This is partly because of unemployment, which remains stubbornly high after an eight-year recession. By the official figures it stands at 23 percent, but a Labour Institute report, which also takes underemployment into account, puts it at 28 percent (compared to the Eurozone’s 9 percent).
The Labour Institute also highlights the second reason for Greek poverty risk: the fact that people are simply being poorly paid. Due to the weakness of the Greek recovery, new jobs are almost entirely part time, and underpaid. A third of full-time workers and one in four part-time workers are being paid an average of €397 euros, even less than minimum wage €431 per month) which is roughly the statistical poverty level (and this is already defined as a very low €4,500 per annum in Greece, compared to, say, €12,765 in Germany).
The Institute, Greece's main labour think-tank, blames low rates of investment. Given current rates, it says, Greek employment would reach pre-recession levels in 2033.
These readings underline how the medicine of austerity is still failing to produce notable results in Greece, long after Spain and Portugal graduated from their programmes and are now achieving higher rates of growth than the Eurozone average, while Ireland is approaching zero rates of unemployment.

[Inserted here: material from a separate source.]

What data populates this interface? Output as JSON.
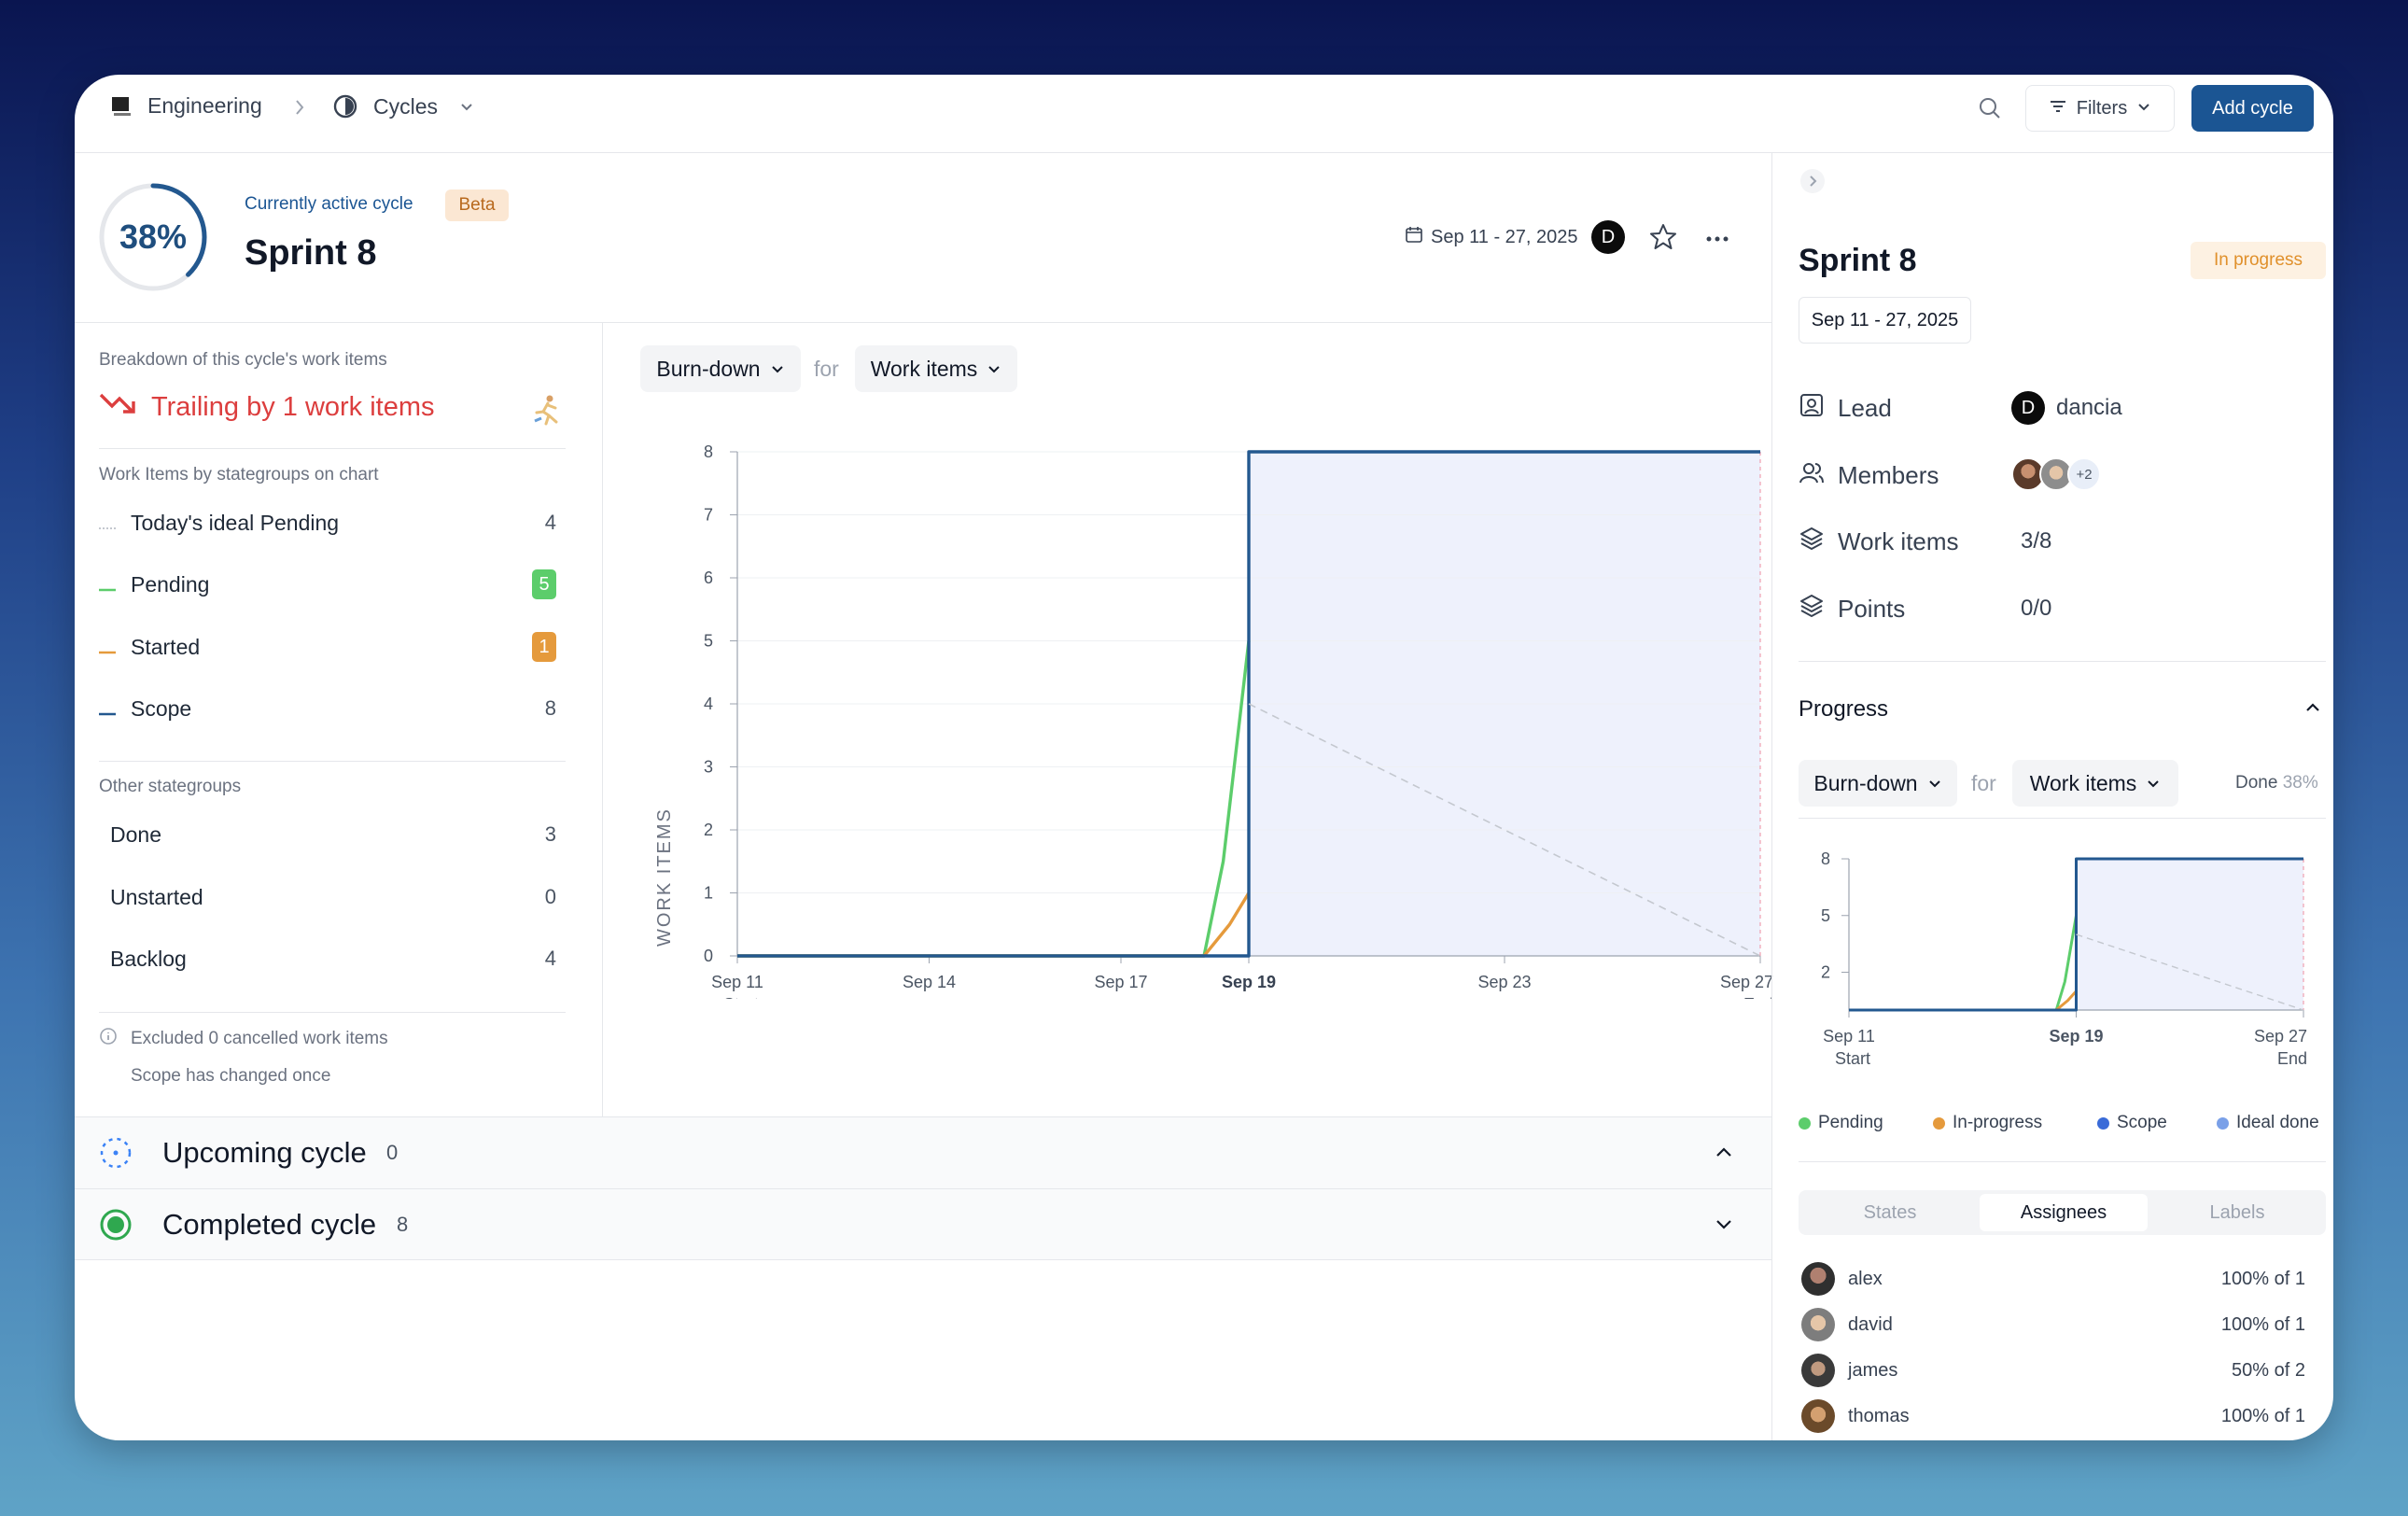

It is true that thanks to austerity, Greece balanced its budget in 2014, but the recession produced by public spending cuts only ended this year, and the recovery is in the order of 0.8pc of GDP in the second quarter, failing to meet predictions of 2.7pc growth.

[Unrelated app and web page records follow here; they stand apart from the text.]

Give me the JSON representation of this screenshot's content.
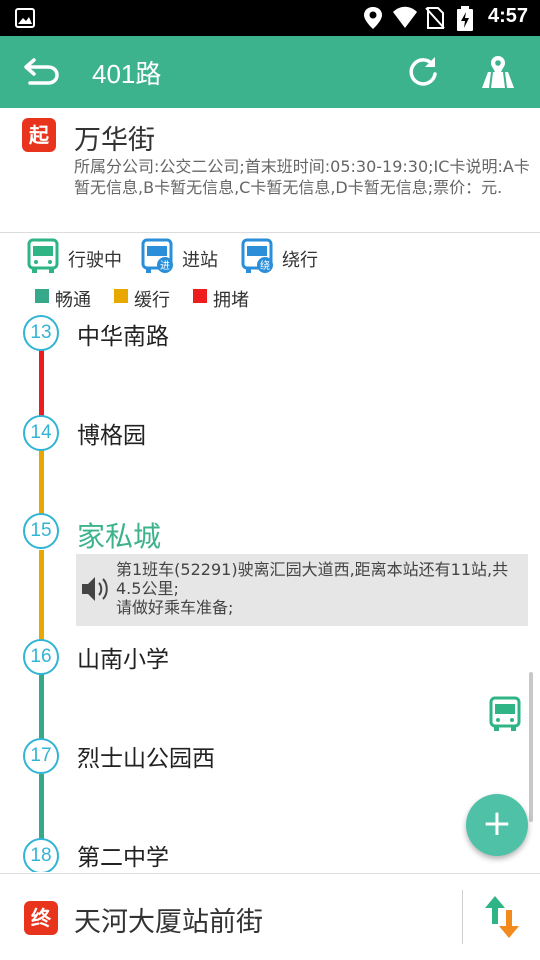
{
  "status_bar": {
    "time": "4:57"
  },
  "toolbar": {
    "title": "401路"
  },
  "start": {
    "badge": "起",
    "name": "万华街",
    "description": "所属分公司:公交二公司;首末班时间:05:30-19:30;IC卡说明:A卡暂无信息,B卡暂无信息,C卡暂无信息,D卡暂无信息;票价：元."
  },
  "bus_legend": [
    {
      "label": "行驶中",
      "icon": "bus-green-icon"
    },
    {
      "label": "进站",
      "icon": "bus-arriving-icon",
      "sub": "进"
    },
    {
      "label": "绕行",
      "icon": "bus-detour-icon",
      "sub": "绕"
    }
  ],
  "traffic_legend": [
    {
      "label": "畅通",
      "color": "#35a98a"
    },
    {
      "label": "缓行",
      "color": "#e8a800"
    },
    {
      "label": "拥堵",
      "color": "#ee1c1c"
    }
  ],
  "stations": [
    {
      "num": "13",
      "name": "中华南路"
    },
    {
      "num": "14",
      "name": "博格园"
    },
    {
      "num": "15",
      "name": "家私城"
    },
    {
      "num": "16",
      "name": "山南小学"
    },
    {
      "num": "17",
      "name": "烈士山公园西"
    },
    {
      "num": "18",
      "name": "第二中学"
    }
  ],
  "segment_colors": [
    "#ee1c1c",
    "#e8a800",
    "#e8a800",
    "#35a98a",
    "#35a98a"
  ],
  "arrival_info": {
    "line1": "第1班车(52291)驶离汇园大道西,距离本站还有11站,共4.5公里;",
    "line2": "请做好乘车准备;"
  },
  "fab": {
    "label": "+"
  },
  "end": {
    "badge": "终",
    "name": "天河大厦站前街"
  }
}
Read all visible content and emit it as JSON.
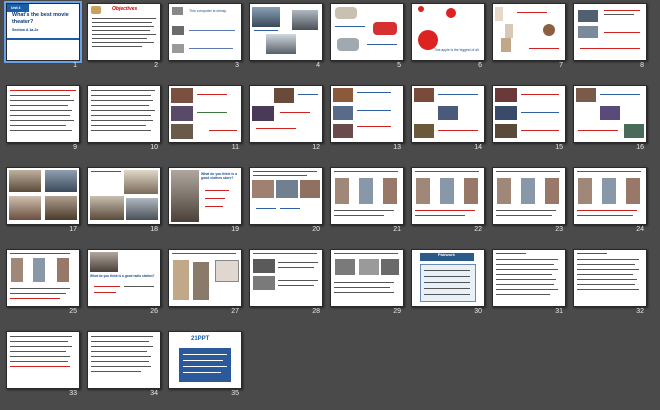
{
  "slides": [
    {
      "n": "1",
      "title": "What's the best movie theater?",
      "unit": "Unit 4",
      "section": "Section A 1a-2c"
    },
    {
      "n": "2",
      "heading": "Objectives"
    },
    {
      "n": "3",
      "caption": "This computer is cheap."
    },
    {
      "n": "4"
    },
    {
      "n": "5"
    },
    {
      "n": "6",
      "caption": "This apple is the biggest of all."
    },
    {
      "n": "7"
    },
    {
      "n": "8"
    },
    {
      "n": "9"
    },
    {
      "n": "10"
    },
    {
      "n": "11"
    },
    {
      "n": "12"
    },
    {
      "n": "13"
    },
    {
      "n": "14"
    },
    {
      "n": "15"
    },
    {
      "n": "16"
    },
    {
      "n": "17",
      "heading": "What do you think is a good clothes store?"
    },
    {
      "n": "18"
    },
    {
      "n": "19"
    },
    {
      "n": "20"
    },
    {
      "n": "21"
    },
    {
      "n": "22"
    },
    {
      "n": "23",
      "heading": "What do you think is a good radio station?"
    },
    {
      "n": "24"
    },
    {
      "n": "25"
    },
    {
      "n": "26"
    },
    {
      "n": "27",
      "heading": "Pairwork"
    },
    {
      "n": "28"
    },
    {
      "n": "29"
    },
    {
      "n": "30"
    },
    {
      "n": "31",
      "heading": "21PPT"
    }
  ],
  "colors": {
    "background": "#4a4a4a",
    "accent": "#1a4d8c",
    "highlight": "#c22222"
  }
}
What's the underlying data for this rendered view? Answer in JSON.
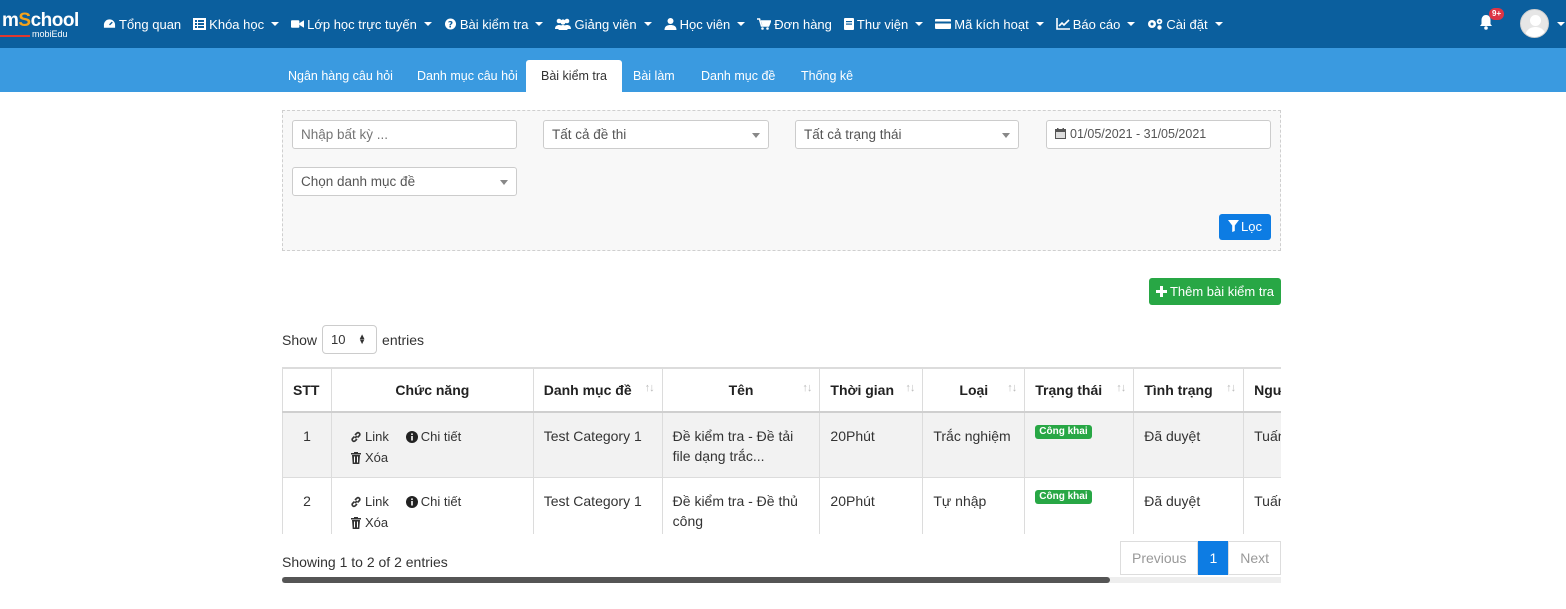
{
  "logo": {
    "part1": "m",
    "part_g": "S",
    "part2": "chool",
    "sub": "mobiEdu"
  },
  "topnav": {
    "items": [
      {
        "label": "Tổng quan",
        "icon": "dashboard-icon",
        "dropdown": false
      },
      {
        "label": "Khóa học",
        "icon": "list-icon",
        "dropdown": true
      },
      {
        "label": "Lớp học trực tuyến",
        "icon": "video-icon",
        "dropdown": true
      },
      {
        "label": "Bài kiểm tra",
        "icon": "question-circle-icon",
        "dropdown": true
      },
      {
        "label": "Giảng viên",
        "icon": "users-icon",
        "dropdown": true
      },
      {
        "label": "Học viên",
        "icon": "user-icon",
        "dropdown": true
      },
      {
        "label": "Đơn hàng",
        "icon": "cart-icon",
        "dropdown": false
      },
      {
        "label": "Thư viện",
        "icon": "book-icon",
        "dropdown": true
      },
      {
        "label": "Mã kích hoạt",
        "icon": "card-icon",
        "dropdown": true
      },
      {
        "label": "Báo cáo",
        "icon": "chart-icon",
        "dropdown": true
      },
      {
        "label": "Cài đặt",
        "icon": "gears-icon",
        "dropdown": true
      }
    ],
    "notification_count": "9+"
  },
  "subnav": {
    "tabs": [
      "Ngân hàng câu hỏi",
      "Danh mục câu hỏi",
      "Bài kiểm tra",
      "Bài làm",
      "Danh mục đề",
      "Thống kê"
    ],
    "active": "Bài kiểm tra"
  },
  "filters": {
    "search_placeholder": "Nhập bất kỳ ...",
    "exam_select": "Tất cả đề thi",
    "status_select": "Tất cả trạng thái",
    "date_range": "01/05/2021 - 31/05/2021",
    "category_select": "Chọn danh mục đề",
    "filter_button": "Lọc"
  },
  "add_button": "Thêm bài kiểm tra",
  "length": {
    "show": "Show",
    "value": "10",
    "entries": "entries"
  },
  "table": {
    "headers": [
      "STT",
      "Chức năng",
      "Danh mục đề",
      "Tên",
      "Thời gian",
      "Loại",
      "Trạng thái",
      "Tình trạng",
      "Ngư"
    ],
    "actions": {
      "link": "Link",
      "detail": "Chi tiết",
      "delete": "Xóa"
    },
    "rows": [
      {
        "stt": "1",
        "category": "Test Category 1",
        "name": "Đề kiểm tra - Đề tải file dạng trắc...",
        "time": "20Phút",
        "type": "Trắc nghiệm",
        "status": "Công khai",
        "state": "Đã duyệt",
        "person": "Tuấn"
      },
      {
        "stt": "2",
        "category": "Test Category 1",
        "name": "Đề kiểm tra - Đề thủ công",
        "time": "20Phút",
        "type": "Tự nhập",
        "status": "Công khai",
        "state": "Đã duyệt",
        "person": "Tuấn"
      }
    ]
  },
  "footer": {
    "info": "Showing 1 to 2 of 2 entries",
    "previous": "Previous",
    "page": "1",
    "next": "Next"
  },
  "colors": {
    "topnav": "#0b5f9e",
    "subnav": "#3a9ae0",
    "primary": "#0d7ce3",
    "success": "#28a745",
    "danger": "#dc3545"
  }
}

Why is this? Partly because the Greek recession was deeper than those of other programme countries, wiping a quarter of the economy out; and partly because the Greek debt is known to be unsustainable, frightening investors away, and the Eurozone has been slow to reschedule it. But the answer also lies in the reluctance of Greek governments to challenge vested interests (with the exception of the Piraeus Port Authority, all of Greece’s major privatisations went to oligarchs), build an effective tax enforcement mechanism (the government’s conservative estimate of tax evasion from fuel smuggling, for instance, is €1bn), or to stimulate investment, exports and job creation.
This last is the most complex problem. It is partly due to the fact that banks cannot finance enterprise, because they have enormous levels of non-performing loans after years of dithering on governments’ part on how to dispose of these. Then there is the reluctance of governments to simplify procedures for opening and closing businesses, licensing and permitting, because that would involve staff cuts in the state – the country’s most influential client base. Third, there is the impossibility of offering tax cuts to businesses and consumers, because the combination of a bloated state and inefficient tax collection machinery mean high taxes for all. And finally there is the inability of most Greek politicians to comprehend how money is made, because few of them have worked in the private sector.